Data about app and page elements

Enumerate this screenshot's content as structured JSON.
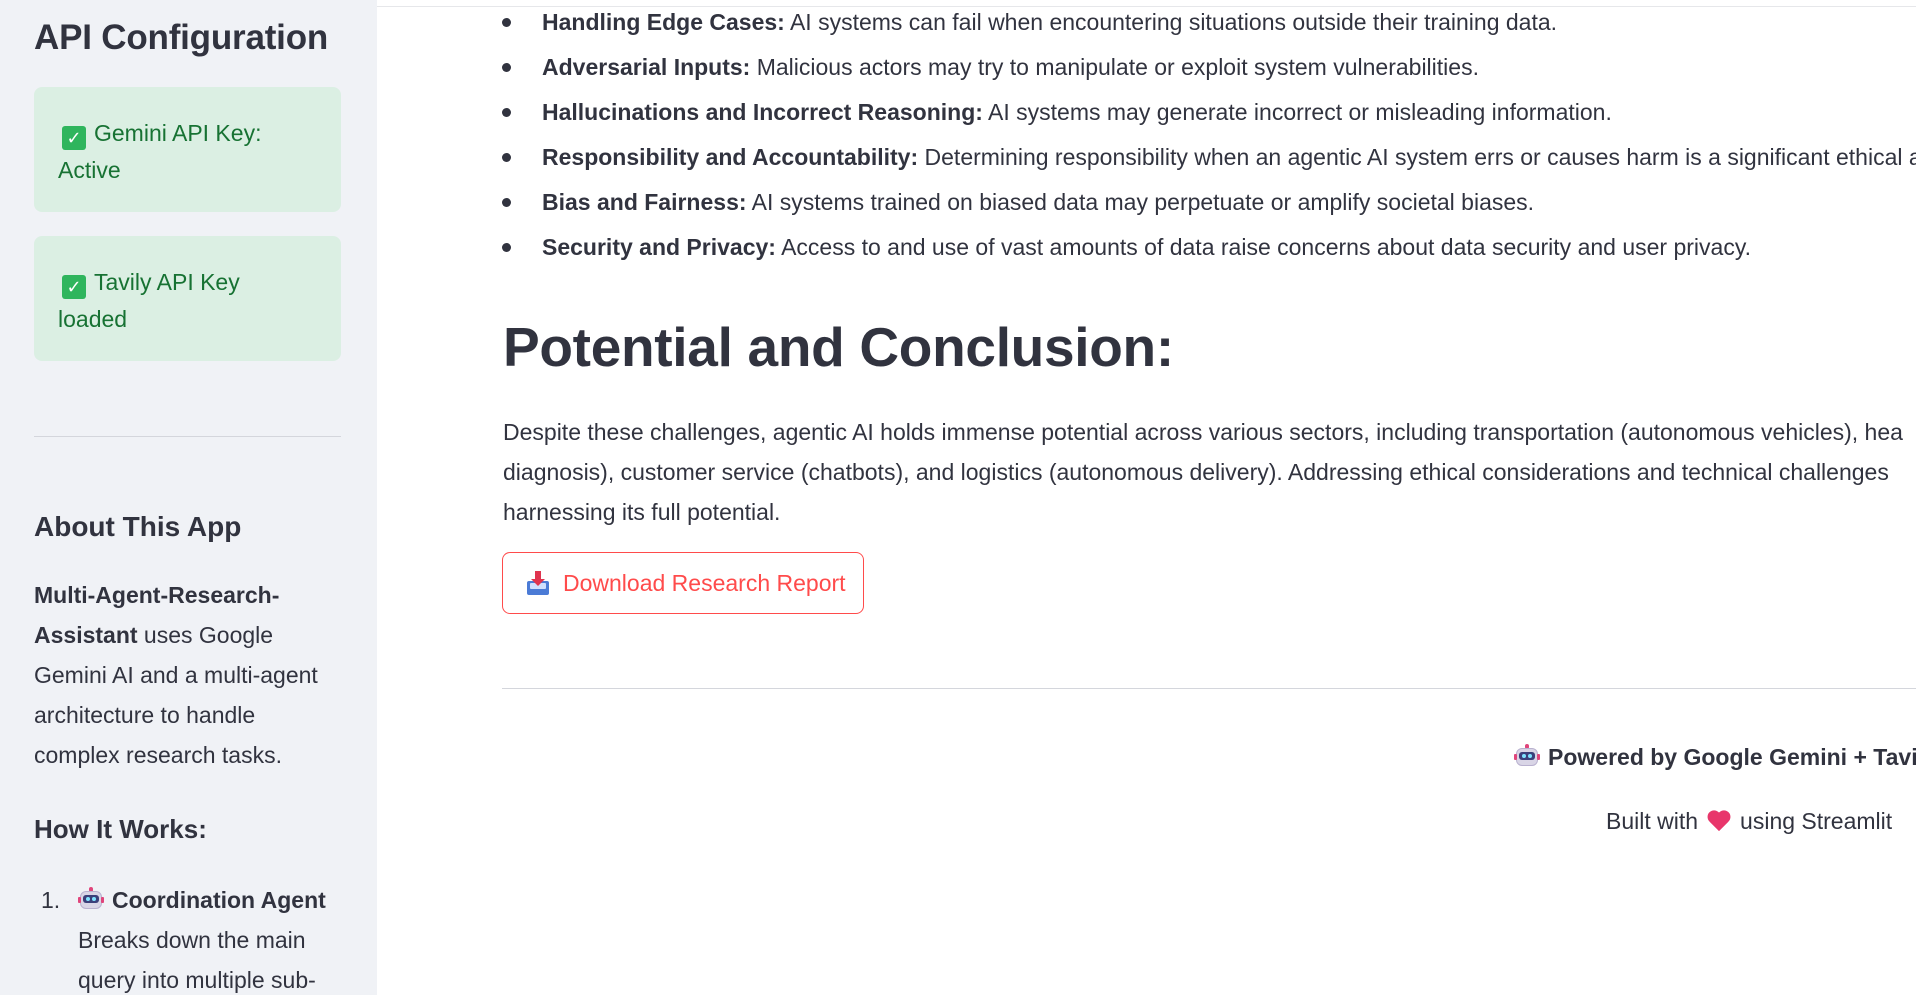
{
  "sidebar": {
    "title": "API Configuration",
    "status": [
      {
        "icon": "check-mark-icon",
        "line1": "Gemini API Key:",
        "line2": "Active"
      },
      {
        "icon": "check-mark-icon",
        "line1": "Tavily API Key",
        "line2": "loaded"
      }
    ],
    "about": {
      "title": "About This App",
      "app_name_line1": "Multi-Agent-Research-",
      "app_name_line2": "Assistant",
      "text_line2_rest": " uses Google",
      "text_line3": "Gemini AI and a multi-agent",
      "text_line4": "architecture to handle",
      "text_line5": "complex research tasks."
    },
    "how": {
      "title": "How It Works:",
      "steps": [
        {
          "number": "1.",
          "icon": "robot-icon",
          "name": "Coordination Agent",
          "desc_line1": "Breaks down the main",
          "desc_line2": "query into multiple sub-"
        }
      ]
    }
  },
  "main": {
    "bullets": [
      {
        "bold": "Handling Edge Cases:",
        "text": " AI systems can fail when encountering situations outside their training data."
      },
      {
        "bold": "Adversarial Inputs:",
        "text": " Malicious actors may try to manipulate or exploit system vulnerabilities."
      },
      {
        "bold": "Hallucinations and Incorrect Reasoning:",
        "text": " AI systems may generate incorrect or misleading information."
      },
      {
        "bold": "Responsibility and Accountability:",
        "text": " Determining responsibility when an agentic AI system errs or causes harm is a significant ethical a"
      },
      {
        "bold": "Bias and Fairness:",
        "text": " AI systems trained on biased data may perpetuate or amplify societal biases."
      },
      {
        "bold": "Security and Privacy:",
        "text": " Access to and use of vast amounts of data raise concerns about data security and user privacy."
      }
    ],
    "section_title": "Potential and Conclusion:",
    "paragraph_lines": [
      "Despite these challenges, agentic AI holds immense potential across various sectors, including transportation (autonomous vehicles), hea",
      "diagnosis), customer service (chatbots), and logistics (autonomous delivery). Addressing ethical considerations and technical challenges",
      "harnessing its full potential."
    ],
    "download_button": {
      "icon": "inbox-tray-icon",
      "label": "Download Research Report"
    }
  },
  "footer": {
    "powered_icon": "robot-icon",
    "powered_text": "Powered by Google Gemini + Tavily Search",
    "built_prefix": "Built with",
    "heart_icon": "heart-icon",
    "built_suffix": "using Streamlit"
  },
  "colors": {
    "sidebar_bg": "#f0f2f6",
    "success_bg": "#dbefe3",
    "success_text": "#177233",
    "primary": "#ff4b4b",
    "text": "#31333f"
  }
}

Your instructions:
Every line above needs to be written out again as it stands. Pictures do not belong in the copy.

Problem solution:
Enumerate this screenshot's content as structured JSON.
{
  "sidebar": {
    "title": "API Configuration",
    "status": [
      {
        "icon": "check-mark-icon",
        "line1": "Gemini API Key:",
        "line2": "Active"
      },
      {
        "icon": "check-mark-icon",
        "line1": "Tavily API Key",
        "line2": "loaded"
      }
    ],
    "about": {
      "title": "About This App",
      "app_name_line1": "Multi-Agent-Research-",
      "app_name_line2": "Assistant",
      "text_line2_rest": " uses Google",
      "text_line3": "Gemini AI and a multi-agent",
      "text_line4": "architecture to handle",
      "text_line5": "complex research tasks."
    },
    "how": {
      "title": "How It Works:",
      "steps": [
        {
          "number": "1.",
          "icon": "robot-icon",
          "name": "Coordination Agent",
          "desc_line1": "Breaks down the main",
          "desc_line2": "query into multiple sub-"
        }
      ]
    }
  },
  "main": {
    "bullets": [
      {
        "bold": "Handling Edge Cases:",
        "text": " AI systems can fail when encountering situations outside their training data."
      },
      {
        "bold": "Adversarial Inputs:",
        "text": " Malicious actors may try to manipulate or exploit system vulnerabilities."
      },
      {
        "bold": "Hallucinations and Incorrect Reasoning:",
        "text": " AI systems may generate incorrect or misleading information."
      },
      {
        "bold": "Responsibility and Accountability:",
        "text": " Determining responsibility when an agentic AI system errs or causes harm is a significant ethical a"
      },
      {
        "bold": "Bias and Fairness:",
        "text": " AI systems trained on biased data may perpetuate or amplify societal biases."
      },
      {
        "bold": "Security and Privacy:",
        "text": " Access to and use of vast amounts of data raise concerns about data security and user privacy."
      }
    ],
    "section_title": "Potential and Conclusion:",
    "paragraph_lines": [
      "Despite these challenges, agentic AI holds immense potential across various sectors, including transportation (autonomous vehicles), hea",
      "diagnosis), customer service (chatbots), and logistics (autonomous delivery). Addressing ethical considerations and technical challenges",
      "harnessing its full potential."
    ],
    "download_button": {
      "icon": "inbox-tray-icon",
      "label": "Download Research Report"
    }
  },
  "footer": {
    "powered_icon": "robot-icon",
    "powered_text": "Powered by Google Gemini + Tavily Search",
    "built_prefix": "Built with",
    "heart_icon": "heart-icon",
    "built_suffix": "using Streamlit"
  },
  "colors": {
    "sidebar_bg": "#f0f2f6",
    "success_bg": "#dbefe3",
    "success_text": "#177233",
    "primary": "#ff4b4b",
    "text": "#31333f"
  }
}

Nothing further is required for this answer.